One of my professors recently assigned an article about how the Generation Z cohort (aka people born between 1995-2005, depending on your source) has plenty of sex but craves real love. I can admit that casual sex is probably one of our most notorious traits. In my friends' experience and my own, very few of us are in relationships, let alone in love. I started to think about TikTok famous couples and the cringe-worthy “if I was your boy/girlfriend” point of view. I realized that this type of content succeeds because it not only sensationalizes young love, it also gives us a glimpse of what we all desperately want. To be clear, I do believe that there are good-intentioned people in our generation who want to be in love. But how can a cohort of people who crave love also be so darn bad at it? My social media feeds are constantly filled with stories of broken hearts, ghosting, bad Tinder dates, and lonely souls. I came up with a few hypotheses of how we came to be.

Technology and the Internet

You might have seen this one coming, but I think this one is important nonetheless. We grew up in a time of rapid technological change. We went from looking up information the old fashioned way in elementary school encyclopedias to having infinite web pages at our fingertips. I think when social media came into play is where things went catastrophically wrong. We know that people put their best face on the Internet, but we still have a natural tendency to compare ourselves. Once we realized that there are, quite literally, millions of people our age sharing the best (often edited) versions of themselves, it was easy for us to develop a “not good/pretty/skinny/insert other adjectives” enough complex. This eventually made us hypersensitive about our image and, ultimately, our partner’s image. On top of that, the internet gives us a relatively accurate sense of just how many of us there are. Instead of appreciating the people physically around us, we are left thinking that there must be better options in other places and then we are afraid to settle into serious commitments.

Sh*t Hit the Fan

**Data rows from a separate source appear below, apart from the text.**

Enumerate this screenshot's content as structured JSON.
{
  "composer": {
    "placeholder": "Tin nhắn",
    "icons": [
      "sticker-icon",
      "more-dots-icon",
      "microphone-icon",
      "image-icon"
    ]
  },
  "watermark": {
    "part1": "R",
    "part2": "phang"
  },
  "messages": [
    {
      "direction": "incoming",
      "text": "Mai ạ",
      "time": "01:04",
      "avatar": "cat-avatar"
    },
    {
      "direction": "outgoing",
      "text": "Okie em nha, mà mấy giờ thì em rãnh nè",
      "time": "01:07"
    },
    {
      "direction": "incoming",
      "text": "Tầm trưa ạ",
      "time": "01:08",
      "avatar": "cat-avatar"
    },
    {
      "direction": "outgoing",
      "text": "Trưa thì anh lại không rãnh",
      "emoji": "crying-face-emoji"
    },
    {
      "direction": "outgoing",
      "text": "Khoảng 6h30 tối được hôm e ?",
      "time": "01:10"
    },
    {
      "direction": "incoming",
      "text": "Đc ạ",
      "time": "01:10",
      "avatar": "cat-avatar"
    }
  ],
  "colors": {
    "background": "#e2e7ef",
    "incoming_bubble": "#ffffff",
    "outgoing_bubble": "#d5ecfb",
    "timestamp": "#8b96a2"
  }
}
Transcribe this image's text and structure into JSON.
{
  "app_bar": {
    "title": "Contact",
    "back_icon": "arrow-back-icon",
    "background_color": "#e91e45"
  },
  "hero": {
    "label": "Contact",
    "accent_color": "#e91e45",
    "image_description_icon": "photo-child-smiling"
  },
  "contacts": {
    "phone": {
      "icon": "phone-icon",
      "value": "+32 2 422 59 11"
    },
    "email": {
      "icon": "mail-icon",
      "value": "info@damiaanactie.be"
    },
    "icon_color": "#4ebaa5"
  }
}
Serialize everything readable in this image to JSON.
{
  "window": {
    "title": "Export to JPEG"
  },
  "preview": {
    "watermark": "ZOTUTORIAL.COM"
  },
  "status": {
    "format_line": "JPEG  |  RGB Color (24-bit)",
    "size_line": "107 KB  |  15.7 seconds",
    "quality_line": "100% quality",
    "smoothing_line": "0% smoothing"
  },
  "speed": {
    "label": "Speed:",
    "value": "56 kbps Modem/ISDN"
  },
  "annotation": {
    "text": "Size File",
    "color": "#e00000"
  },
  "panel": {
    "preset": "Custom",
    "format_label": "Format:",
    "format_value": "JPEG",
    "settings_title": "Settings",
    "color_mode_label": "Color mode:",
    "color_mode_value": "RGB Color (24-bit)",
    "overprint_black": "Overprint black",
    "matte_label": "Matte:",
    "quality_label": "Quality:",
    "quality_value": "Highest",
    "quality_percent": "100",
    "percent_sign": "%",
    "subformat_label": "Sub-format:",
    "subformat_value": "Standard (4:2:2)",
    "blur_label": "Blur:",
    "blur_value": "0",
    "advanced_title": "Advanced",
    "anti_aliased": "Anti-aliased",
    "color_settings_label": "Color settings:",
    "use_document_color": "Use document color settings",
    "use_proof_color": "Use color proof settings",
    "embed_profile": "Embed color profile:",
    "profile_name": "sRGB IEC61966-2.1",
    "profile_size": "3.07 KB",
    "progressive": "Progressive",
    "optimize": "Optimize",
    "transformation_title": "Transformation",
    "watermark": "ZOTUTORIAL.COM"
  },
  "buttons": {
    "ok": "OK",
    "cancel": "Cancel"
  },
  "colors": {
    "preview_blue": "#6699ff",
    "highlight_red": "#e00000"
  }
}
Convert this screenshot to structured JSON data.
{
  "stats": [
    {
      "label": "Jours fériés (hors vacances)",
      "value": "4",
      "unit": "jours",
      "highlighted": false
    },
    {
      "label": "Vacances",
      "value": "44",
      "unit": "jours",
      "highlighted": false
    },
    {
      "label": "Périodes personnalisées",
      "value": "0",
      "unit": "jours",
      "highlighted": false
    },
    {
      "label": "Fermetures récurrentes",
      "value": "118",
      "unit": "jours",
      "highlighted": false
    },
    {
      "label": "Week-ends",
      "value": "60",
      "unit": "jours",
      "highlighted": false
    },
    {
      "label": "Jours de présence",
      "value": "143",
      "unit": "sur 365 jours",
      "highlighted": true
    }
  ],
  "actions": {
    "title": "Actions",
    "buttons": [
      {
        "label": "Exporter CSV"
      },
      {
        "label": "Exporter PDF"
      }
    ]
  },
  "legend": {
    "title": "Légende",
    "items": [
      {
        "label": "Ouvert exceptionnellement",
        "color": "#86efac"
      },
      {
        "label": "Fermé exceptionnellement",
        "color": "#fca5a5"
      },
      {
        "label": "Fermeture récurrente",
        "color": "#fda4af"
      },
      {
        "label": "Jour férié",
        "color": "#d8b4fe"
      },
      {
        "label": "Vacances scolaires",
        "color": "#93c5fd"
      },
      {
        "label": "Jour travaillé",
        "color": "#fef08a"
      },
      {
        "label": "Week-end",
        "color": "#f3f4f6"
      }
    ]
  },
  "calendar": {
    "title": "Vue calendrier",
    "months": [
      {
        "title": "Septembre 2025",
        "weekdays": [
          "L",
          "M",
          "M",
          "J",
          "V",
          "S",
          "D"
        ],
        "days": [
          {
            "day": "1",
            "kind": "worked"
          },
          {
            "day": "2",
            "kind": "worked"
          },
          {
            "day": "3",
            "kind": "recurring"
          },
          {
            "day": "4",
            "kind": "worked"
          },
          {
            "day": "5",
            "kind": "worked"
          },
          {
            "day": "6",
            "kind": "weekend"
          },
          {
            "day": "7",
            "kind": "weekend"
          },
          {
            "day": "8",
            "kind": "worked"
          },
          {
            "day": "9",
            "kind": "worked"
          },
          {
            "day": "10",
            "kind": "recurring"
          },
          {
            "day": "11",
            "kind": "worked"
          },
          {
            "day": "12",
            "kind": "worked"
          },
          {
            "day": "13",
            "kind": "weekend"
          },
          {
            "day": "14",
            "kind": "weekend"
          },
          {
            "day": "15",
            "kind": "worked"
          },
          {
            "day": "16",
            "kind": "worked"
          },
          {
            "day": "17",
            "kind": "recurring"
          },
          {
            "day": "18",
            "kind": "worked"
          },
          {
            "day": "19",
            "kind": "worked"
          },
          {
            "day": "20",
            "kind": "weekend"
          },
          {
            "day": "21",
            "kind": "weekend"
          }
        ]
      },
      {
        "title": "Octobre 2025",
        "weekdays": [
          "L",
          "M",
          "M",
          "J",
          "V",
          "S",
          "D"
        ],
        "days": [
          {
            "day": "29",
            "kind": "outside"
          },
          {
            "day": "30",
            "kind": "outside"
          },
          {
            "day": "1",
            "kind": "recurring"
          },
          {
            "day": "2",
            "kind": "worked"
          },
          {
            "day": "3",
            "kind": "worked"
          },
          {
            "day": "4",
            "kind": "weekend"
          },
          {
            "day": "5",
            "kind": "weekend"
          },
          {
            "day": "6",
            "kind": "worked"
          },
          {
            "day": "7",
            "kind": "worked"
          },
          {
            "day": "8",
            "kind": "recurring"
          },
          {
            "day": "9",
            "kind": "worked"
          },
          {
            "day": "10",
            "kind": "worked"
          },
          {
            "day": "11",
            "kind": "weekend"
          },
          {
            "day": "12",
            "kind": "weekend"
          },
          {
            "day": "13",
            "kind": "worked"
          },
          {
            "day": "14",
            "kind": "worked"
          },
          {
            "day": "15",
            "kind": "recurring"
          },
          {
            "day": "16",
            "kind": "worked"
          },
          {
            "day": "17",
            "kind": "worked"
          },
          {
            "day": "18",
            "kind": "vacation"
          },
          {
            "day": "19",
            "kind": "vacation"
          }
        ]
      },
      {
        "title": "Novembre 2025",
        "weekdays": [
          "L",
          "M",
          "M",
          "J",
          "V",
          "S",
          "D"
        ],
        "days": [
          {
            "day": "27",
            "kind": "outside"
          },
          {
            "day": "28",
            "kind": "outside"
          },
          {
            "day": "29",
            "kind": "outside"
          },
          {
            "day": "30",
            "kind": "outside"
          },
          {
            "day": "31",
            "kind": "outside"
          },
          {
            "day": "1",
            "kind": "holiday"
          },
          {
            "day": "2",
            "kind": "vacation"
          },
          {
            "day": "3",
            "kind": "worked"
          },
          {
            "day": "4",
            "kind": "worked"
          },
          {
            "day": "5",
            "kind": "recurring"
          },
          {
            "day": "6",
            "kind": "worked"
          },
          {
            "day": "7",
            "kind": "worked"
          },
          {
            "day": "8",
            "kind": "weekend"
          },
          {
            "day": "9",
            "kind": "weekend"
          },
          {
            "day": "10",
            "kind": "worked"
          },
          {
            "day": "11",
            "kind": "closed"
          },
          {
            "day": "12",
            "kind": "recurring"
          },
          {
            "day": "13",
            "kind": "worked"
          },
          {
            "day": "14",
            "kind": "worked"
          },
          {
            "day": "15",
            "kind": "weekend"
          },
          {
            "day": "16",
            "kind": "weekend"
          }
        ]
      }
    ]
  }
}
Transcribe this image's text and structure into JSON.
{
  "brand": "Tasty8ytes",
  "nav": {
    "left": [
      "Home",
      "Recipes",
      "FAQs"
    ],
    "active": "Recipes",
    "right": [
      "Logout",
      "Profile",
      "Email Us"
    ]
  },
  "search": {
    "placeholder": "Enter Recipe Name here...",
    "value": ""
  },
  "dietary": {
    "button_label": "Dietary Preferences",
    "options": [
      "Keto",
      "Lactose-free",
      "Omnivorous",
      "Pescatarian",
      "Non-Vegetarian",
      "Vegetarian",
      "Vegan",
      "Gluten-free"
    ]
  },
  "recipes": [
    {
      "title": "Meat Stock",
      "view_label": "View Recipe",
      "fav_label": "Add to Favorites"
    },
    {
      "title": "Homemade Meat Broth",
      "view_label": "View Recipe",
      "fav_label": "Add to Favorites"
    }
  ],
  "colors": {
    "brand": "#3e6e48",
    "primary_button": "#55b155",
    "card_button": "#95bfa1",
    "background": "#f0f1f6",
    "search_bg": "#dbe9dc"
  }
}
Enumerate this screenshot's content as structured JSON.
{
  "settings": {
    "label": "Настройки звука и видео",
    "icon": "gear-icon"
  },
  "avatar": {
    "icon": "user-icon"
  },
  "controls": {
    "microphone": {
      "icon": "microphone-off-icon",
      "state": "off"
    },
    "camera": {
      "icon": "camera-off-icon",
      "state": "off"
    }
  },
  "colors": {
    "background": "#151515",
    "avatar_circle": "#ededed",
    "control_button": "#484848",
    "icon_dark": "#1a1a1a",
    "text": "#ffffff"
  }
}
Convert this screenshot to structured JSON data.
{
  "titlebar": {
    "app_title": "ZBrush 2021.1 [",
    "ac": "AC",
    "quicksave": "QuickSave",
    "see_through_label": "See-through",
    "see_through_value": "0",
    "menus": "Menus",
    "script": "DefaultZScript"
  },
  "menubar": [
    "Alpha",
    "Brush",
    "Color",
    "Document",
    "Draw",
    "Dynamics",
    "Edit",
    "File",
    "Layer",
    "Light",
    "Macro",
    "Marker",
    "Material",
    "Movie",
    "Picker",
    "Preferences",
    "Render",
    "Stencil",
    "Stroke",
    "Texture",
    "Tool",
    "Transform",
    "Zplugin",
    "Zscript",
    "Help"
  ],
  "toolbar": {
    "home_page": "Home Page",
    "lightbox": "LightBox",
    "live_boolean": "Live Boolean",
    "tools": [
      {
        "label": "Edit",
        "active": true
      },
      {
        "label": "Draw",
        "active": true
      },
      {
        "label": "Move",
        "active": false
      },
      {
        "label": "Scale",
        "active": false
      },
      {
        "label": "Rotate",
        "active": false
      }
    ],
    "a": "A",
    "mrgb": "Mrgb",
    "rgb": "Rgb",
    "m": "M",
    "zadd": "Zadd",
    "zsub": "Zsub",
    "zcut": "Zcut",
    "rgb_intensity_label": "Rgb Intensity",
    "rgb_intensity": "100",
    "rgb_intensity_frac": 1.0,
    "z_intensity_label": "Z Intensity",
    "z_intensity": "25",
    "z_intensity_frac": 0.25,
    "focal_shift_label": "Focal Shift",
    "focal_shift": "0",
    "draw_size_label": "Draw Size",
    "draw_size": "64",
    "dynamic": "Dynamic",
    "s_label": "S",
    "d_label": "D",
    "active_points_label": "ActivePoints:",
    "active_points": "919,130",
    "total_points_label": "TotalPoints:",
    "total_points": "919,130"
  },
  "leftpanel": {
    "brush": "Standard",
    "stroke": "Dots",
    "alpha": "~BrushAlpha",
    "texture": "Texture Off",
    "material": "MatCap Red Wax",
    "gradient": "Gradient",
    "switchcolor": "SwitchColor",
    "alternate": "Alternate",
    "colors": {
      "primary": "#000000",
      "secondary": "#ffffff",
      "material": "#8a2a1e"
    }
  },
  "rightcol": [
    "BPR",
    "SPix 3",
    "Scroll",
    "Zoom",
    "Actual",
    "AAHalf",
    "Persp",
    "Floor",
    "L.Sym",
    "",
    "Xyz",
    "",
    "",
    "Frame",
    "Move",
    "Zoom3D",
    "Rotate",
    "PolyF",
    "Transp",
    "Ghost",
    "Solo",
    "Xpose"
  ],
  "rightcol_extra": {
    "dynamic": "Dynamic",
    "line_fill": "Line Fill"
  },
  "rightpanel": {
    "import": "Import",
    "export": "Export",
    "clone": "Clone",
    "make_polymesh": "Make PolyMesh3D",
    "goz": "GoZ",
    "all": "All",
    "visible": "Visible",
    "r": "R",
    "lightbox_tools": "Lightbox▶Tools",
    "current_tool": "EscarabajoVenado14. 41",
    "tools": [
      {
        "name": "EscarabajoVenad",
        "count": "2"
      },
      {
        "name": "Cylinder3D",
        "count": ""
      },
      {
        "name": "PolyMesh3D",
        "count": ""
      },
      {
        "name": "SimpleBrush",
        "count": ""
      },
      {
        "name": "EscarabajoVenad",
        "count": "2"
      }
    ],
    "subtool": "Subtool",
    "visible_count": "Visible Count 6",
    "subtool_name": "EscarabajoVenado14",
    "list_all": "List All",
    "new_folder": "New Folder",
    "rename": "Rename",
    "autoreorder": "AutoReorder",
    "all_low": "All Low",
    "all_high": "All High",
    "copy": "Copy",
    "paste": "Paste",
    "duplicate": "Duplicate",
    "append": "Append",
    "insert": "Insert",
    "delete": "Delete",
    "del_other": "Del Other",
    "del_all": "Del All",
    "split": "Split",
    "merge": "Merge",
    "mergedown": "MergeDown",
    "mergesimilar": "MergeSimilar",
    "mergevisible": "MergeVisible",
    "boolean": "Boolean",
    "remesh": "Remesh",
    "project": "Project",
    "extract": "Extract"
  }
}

I am going to get real honest here. Our generation has seen some horrific things: 9/11, the stock market crash, school shootings, and possible World War 3 to name a few. Maybe we are so pessimistic (or realistic) that we intentionally avoid commitment despite craving love. There could be a generational trauma that subconsciously causes us to avoid emotional attachment.

Bad Examples

Whether it be divorced parents or too much time in front of the TV, humans learn by watching. People might hate me for saying this, but many of our favorite TV couples are totally toxic e.g., Piper and Alex from Orange Is the New Black, almost every couple on Gossip Girl, and, dare I say, Allie and Noah from the classic The Notebook.

I am not writing this to hate on Gen Z, but because I am worried about how this will translate into our adult relationships. I don’t see current dating habits as a healthy precursor to long-term relationships and happy marriages. This article might sound like a total bummer, but the good news is, I am not an expert and we have plenty of time to make changes. So, be mindful and appreciative of the people around you, detox from social media, and remember that fictional couples can't be our role models.